Improved diabetes control equals improved quality of life

Improved diabetes control equals improved quality of life

Good diabetes management is vital for continued good health and long life. Good diabetes management starts with understanding the impact poorly controlled diabetes can have on one’s quality of life. 

To help patients improve control of their condition, Diabetes Ireland is hosting a diabetes management workshop in the Regency Hotel, Swords Road, Drumcondra, Dublin 9, on Sunday 16 November at 2pm.

Entitled “Head to Toe Management” the overall purpose is to inform people with diabetes on how to cope with feelings at and from diagnosis onwards, how best to manage their condition from day to day and allay their concerns on the future development of complications through action.

There are separate themed patient education workshops for people with Type 1 diabetes, Parents & Teens with Type 1 diabetes and for people with Type 2 diabetes.

From a Type 1 perspective, the workshop will focus on aspects from the emotional impact of diagnosis to the stress of daily living with the condition such as managing insulin adjustment, good food choices and exercise to prevent high and low blood glucose levels. The workshop will also focus on lifestyle issues and concerns people face in relation to avoidance of complications, sick day management, sexual dysfunction and planning for pregnancy.
For parents and teenagers with type 1 diabetes the focus will be on the emotional impact of a Type 1 diabetes diagnosis on the whole family, the ongoing concerns that parents of children face daily concerns on potential health risks and the importance of good management to avoid them.

The Type 2 diabetes workshop will focus on coping with lifestyle change as a result of diagnosis. It will look at the impact of Type 2 diabetes on the cardiovascular system, the importance of medications, diet & exercise and the importance of looking after one’s eyes and feet so as to recognise the danger signs of developing eye & footcare problems.

On the day, there will also be a “Type 1 Patient Experience” session where 3 people with Type 1 diabetes, one a mother on her experience of raising a family and coping with her condition, the second a young girl with Type 1 diabetes on her experience of inter railing (travelling) around Europe and thirdly a young man on everyday sport & Type 1 diabetes will speak about living daily with the condition and how they manage.
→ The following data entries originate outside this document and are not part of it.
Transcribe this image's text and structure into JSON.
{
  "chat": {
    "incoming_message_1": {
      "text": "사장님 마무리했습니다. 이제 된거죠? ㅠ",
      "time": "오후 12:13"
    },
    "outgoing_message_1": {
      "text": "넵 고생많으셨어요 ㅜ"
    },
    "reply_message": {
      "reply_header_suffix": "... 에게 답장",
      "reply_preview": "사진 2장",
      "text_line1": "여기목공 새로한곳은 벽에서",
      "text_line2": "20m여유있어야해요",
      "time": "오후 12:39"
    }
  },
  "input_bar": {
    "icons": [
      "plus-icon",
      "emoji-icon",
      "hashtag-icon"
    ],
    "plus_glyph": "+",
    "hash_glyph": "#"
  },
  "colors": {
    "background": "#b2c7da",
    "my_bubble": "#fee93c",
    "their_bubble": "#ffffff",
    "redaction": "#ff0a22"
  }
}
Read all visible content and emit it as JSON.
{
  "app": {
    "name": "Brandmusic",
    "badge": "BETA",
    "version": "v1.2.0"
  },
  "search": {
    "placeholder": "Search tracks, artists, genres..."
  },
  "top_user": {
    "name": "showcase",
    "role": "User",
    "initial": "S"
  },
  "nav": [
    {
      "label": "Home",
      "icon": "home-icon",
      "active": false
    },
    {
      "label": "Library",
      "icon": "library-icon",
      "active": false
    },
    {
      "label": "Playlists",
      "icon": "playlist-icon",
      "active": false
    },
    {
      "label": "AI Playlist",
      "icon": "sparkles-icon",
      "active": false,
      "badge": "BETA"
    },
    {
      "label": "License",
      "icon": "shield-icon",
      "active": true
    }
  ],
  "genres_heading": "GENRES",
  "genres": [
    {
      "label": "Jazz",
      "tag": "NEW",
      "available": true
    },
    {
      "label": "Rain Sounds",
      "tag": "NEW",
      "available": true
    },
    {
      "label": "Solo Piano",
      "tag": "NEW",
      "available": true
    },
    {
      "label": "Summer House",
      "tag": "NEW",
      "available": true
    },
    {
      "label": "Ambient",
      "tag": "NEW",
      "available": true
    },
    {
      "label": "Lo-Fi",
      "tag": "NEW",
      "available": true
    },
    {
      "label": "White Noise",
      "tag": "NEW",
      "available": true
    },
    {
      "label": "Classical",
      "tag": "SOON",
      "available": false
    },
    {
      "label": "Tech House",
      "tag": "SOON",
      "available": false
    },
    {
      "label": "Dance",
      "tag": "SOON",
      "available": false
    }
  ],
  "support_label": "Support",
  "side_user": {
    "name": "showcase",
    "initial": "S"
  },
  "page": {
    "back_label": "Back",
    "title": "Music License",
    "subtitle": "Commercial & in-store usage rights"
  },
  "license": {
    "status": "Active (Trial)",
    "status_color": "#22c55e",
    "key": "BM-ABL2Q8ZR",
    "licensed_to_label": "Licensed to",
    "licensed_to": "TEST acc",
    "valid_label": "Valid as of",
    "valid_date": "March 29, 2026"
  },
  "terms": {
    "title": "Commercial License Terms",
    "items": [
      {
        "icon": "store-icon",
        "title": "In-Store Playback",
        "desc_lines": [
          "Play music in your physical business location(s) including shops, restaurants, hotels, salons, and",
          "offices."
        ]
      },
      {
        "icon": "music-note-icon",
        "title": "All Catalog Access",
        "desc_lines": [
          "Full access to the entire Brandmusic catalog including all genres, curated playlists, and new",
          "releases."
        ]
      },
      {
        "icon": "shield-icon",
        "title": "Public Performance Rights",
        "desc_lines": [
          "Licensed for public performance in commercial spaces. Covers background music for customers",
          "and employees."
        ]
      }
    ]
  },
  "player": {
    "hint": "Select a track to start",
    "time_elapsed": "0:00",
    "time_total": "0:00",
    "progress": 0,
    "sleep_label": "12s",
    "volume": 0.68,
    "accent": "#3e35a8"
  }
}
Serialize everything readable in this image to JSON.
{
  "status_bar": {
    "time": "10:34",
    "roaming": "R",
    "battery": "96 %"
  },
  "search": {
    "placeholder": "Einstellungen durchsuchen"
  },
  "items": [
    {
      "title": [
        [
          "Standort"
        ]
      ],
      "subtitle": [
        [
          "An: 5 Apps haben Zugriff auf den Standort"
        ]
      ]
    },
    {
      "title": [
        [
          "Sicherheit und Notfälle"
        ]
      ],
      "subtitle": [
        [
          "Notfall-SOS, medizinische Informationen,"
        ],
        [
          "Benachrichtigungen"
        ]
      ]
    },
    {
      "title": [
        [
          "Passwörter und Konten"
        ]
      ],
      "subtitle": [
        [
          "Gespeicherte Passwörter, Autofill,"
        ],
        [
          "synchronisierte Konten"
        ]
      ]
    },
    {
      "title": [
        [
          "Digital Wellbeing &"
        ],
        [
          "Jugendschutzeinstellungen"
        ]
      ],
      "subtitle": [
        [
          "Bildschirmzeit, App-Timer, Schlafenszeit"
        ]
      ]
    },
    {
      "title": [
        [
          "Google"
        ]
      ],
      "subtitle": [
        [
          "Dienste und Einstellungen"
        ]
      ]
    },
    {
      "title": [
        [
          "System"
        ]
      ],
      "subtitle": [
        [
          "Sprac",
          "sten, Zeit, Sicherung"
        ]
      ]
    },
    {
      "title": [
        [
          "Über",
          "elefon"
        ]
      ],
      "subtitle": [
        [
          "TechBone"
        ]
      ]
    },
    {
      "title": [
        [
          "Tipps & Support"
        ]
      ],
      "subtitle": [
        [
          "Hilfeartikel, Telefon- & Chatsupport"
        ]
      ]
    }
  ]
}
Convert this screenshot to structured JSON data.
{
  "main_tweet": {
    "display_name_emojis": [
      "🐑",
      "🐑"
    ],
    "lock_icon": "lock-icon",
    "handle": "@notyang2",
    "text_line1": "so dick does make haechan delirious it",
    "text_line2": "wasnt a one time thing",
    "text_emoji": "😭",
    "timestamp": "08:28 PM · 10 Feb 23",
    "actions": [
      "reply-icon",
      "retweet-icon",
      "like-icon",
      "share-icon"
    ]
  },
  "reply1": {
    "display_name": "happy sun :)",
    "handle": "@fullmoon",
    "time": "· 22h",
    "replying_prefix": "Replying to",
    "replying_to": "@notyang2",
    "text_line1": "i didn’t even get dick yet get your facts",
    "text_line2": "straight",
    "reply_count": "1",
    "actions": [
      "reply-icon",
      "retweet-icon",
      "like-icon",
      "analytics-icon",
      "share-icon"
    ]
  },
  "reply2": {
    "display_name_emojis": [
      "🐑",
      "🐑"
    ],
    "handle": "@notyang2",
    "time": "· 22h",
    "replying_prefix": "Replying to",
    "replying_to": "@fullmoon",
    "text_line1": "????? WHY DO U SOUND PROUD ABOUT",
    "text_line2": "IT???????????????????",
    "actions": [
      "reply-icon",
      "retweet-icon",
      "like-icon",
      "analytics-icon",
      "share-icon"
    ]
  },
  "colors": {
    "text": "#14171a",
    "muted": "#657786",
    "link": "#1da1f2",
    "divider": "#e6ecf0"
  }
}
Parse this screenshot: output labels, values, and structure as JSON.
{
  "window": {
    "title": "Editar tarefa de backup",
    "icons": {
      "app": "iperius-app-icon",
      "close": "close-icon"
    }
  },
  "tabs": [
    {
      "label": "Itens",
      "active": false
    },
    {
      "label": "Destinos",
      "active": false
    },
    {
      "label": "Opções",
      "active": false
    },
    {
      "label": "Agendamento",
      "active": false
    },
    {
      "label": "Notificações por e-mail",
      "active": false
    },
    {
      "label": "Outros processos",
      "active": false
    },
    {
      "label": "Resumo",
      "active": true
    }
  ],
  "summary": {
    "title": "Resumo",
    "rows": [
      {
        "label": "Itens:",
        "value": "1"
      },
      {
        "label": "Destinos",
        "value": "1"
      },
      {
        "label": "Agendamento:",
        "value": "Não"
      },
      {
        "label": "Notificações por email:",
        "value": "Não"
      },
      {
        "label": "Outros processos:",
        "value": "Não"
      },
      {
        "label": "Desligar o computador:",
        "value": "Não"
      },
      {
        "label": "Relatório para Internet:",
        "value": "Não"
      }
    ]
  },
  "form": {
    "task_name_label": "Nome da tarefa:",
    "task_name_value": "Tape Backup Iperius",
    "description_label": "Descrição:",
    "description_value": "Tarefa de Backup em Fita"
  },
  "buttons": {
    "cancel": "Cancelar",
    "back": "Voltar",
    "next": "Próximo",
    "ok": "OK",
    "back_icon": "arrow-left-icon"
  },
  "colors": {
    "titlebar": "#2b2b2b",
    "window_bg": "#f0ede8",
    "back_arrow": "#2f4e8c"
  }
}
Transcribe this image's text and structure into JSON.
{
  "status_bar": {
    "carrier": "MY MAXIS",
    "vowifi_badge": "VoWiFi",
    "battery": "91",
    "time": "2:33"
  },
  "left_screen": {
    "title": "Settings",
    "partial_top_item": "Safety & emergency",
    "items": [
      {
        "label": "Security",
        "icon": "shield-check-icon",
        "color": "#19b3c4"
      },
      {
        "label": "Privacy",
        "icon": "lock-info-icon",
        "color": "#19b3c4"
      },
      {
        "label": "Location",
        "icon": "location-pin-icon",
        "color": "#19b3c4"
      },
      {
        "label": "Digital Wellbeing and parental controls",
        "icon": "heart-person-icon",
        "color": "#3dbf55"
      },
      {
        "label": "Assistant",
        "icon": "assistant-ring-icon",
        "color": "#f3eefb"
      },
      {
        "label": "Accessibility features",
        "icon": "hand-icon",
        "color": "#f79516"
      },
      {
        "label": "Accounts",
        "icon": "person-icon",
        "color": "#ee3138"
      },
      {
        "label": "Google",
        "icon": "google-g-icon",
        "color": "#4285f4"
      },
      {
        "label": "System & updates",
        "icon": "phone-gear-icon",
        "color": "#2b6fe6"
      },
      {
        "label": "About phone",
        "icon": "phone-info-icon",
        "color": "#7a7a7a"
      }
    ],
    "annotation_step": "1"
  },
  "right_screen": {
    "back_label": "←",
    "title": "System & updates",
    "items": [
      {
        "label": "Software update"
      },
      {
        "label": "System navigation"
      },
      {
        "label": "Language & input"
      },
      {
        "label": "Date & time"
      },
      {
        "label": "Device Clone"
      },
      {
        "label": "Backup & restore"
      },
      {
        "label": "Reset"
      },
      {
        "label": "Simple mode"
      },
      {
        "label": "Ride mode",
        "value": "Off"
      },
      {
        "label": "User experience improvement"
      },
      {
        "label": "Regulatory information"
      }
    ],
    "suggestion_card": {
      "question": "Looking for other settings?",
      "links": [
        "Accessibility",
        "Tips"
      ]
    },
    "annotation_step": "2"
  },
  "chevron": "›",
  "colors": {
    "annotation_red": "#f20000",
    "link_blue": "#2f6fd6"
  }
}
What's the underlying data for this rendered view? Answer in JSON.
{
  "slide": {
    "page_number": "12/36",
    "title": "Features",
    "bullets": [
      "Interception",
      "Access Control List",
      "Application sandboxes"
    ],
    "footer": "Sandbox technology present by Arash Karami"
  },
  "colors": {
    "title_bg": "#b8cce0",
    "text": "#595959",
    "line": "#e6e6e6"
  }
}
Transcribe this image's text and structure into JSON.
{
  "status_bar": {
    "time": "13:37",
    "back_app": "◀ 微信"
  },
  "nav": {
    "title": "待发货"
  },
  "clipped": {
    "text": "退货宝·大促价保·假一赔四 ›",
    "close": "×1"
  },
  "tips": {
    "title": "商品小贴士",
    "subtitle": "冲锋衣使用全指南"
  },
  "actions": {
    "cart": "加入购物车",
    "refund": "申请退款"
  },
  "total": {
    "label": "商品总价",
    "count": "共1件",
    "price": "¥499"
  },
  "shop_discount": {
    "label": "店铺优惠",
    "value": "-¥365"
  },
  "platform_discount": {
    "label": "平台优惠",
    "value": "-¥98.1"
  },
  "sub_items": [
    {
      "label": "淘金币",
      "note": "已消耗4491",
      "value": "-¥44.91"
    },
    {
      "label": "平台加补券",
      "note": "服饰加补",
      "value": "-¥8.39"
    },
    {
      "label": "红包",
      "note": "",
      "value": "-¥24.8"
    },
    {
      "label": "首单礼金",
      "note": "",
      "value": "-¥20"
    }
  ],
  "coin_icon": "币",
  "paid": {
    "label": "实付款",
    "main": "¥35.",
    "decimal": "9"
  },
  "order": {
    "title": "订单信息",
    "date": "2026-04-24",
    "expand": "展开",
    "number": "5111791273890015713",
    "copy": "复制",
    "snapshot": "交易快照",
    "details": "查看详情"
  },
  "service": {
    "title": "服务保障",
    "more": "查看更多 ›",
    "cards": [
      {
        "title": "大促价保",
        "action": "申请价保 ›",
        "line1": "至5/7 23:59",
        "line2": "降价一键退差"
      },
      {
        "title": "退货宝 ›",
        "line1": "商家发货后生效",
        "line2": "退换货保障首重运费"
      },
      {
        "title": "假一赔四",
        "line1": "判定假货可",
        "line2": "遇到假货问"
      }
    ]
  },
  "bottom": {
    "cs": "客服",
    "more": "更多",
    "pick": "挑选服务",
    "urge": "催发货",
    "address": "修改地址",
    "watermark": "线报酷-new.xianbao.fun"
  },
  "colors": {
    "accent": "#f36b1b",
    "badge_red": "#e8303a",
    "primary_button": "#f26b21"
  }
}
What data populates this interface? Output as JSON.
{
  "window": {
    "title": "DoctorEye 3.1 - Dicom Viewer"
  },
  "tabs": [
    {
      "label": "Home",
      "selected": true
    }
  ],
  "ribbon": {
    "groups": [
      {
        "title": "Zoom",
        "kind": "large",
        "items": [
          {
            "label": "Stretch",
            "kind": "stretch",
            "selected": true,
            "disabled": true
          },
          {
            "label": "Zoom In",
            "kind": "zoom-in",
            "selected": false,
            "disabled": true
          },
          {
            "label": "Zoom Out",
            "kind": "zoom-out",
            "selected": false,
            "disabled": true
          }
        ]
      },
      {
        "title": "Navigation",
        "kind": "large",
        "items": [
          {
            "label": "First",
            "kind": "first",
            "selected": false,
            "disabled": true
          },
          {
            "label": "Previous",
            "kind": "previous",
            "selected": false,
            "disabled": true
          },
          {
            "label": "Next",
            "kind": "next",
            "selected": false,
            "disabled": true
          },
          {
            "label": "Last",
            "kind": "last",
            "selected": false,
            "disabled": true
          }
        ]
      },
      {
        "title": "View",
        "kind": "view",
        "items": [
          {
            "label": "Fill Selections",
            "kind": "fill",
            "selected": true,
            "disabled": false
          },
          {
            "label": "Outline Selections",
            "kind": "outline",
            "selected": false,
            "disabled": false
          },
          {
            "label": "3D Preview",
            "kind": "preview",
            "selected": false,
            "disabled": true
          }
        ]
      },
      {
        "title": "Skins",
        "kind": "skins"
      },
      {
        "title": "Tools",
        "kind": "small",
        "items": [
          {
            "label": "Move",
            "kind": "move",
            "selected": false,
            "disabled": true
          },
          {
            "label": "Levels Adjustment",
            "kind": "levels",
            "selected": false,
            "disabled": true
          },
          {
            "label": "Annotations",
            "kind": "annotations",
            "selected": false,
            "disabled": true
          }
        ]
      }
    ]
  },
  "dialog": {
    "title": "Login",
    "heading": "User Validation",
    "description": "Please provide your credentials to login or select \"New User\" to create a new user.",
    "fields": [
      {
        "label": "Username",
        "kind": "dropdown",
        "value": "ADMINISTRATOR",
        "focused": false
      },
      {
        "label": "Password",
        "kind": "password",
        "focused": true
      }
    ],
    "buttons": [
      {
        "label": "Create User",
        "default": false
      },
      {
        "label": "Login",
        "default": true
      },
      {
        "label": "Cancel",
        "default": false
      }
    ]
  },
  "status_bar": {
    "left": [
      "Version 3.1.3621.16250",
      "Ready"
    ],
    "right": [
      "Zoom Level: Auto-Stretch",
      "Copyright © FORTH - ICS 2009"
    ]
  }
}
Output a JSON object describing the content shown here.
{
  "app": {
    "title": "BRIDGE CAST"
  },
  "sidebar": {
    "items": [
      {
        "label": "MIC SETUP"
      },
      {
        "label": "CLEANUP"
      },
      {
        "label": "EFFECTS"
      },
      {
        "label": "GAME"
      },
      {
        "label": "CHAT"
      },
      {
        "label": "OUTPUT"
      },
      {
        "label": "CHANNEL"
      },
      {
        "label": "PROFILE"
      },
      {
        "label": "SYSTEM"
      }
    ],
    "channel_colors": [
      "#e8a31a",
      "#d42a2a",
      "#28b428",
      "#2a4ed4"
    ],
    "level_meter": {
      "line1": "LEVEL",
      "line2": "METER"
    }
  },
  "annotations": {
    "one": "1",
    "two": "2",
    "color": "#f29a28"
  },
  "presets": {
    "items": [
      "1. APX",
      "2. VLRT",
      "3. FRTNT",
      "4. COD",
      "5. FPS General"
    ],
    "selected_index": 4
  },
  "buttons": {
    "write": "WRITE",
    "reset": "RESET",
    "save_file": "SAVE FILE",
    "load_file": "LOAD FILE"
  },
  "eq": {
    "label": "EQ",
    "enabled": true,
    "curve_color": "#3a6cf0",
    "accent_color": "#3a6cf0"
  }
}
To register, contact Diabetes Ireland on 1850 909 909/ 01 8428118. Registration costs €5 per person. 
Editors Notes:
For more information and interviews, contact Gary Brady on 01 8428118.
Diabetes Ireland is the national charity dedicated to providing support, education and motivation to all people affected by diabetes. It also raises public awareness of diabetes and its symptoms and funds Irish-based research into diabetes.
This initiative is being launched as part of Diabetes Ireland’s World Diabetes Day (14 November) celebrations. For more information about other World Diabetes Week events or about diabetes, contact Diabetes Ireland on 1850 909 909 or visit
Text DIABETES to 50300 to donate €2. 100% of text cost goes to Diabetes Ireland across most network providers. Some providers apply VAT which means that a minimum of €1.63 will go to Diabetes Ireland.  Service Provider: LIKECHARITY. Helpline: 0766805278.
Diabetes in Ireland
The International Diabetes Federation Diabetes Atlas (2013) estimate there are now 207,490 people with diabetes in Ireland in the 20 – 79 years age group (prevalence of 6.5% in the population) which is in line with previous estimates which said that by 2030 there will be 278,850 people with the condition (prevalence of 7.5% in the same population) in The Policy Puzzle, Is Europe Making Progress? (2012) estimates.
It is also estimated  there are 2,750 people under 20 years of age living with Type 1 diabetes and in the over 80 age group, it is estimated that there are over 15,600 people with Type 2 diabetes. 
Thus, the total number of people living with diabetes in Ireland now is estimated to be 225,840.  

What is diabetes table
1. Mekary, R. A., Giovannucci, E., Willett, W. C., van Dam, R. M., & Hu, F. B. (2012). Eating patterns and type 2 diabetes risk in men: breakfast omission, eating frequency, and snacking. American Journal of Clinical Nutrition, 95(5), 1182–1189. doi:10.3945/ajcn.111.028209
Diabetes Prevention Program Outcomes Study showed during the overall follow-up of 10 years (from the initial randomization), type 2 diabetes incidence in the original lifestyle intervention group was reduced by 34% compared with the control group.
Knowler WC, Fowler SE, Hamman RF, et al. (2009) 10-Year follow-up of diabetes incidence and weight loss in the Diabetes Prevention Program Outcomes Study. Lancet ;374:1677–1686.
Prevent 80% of new cases by addressing all the risk factors.
Tuomilehto, J. Peter Schwarz, P,  Lindström, J. ( 2011)    Long-Term Benefits From Lifestyle Interventions for Type 2 Diabetes Prevention Time to expand the efforts. Diabetes Care.  vol. 34 no. Supplement 2 S210-S214
Prevent or delay 70% of new cases by adopting healthier lifestyle – International Diabetes Federation 2014.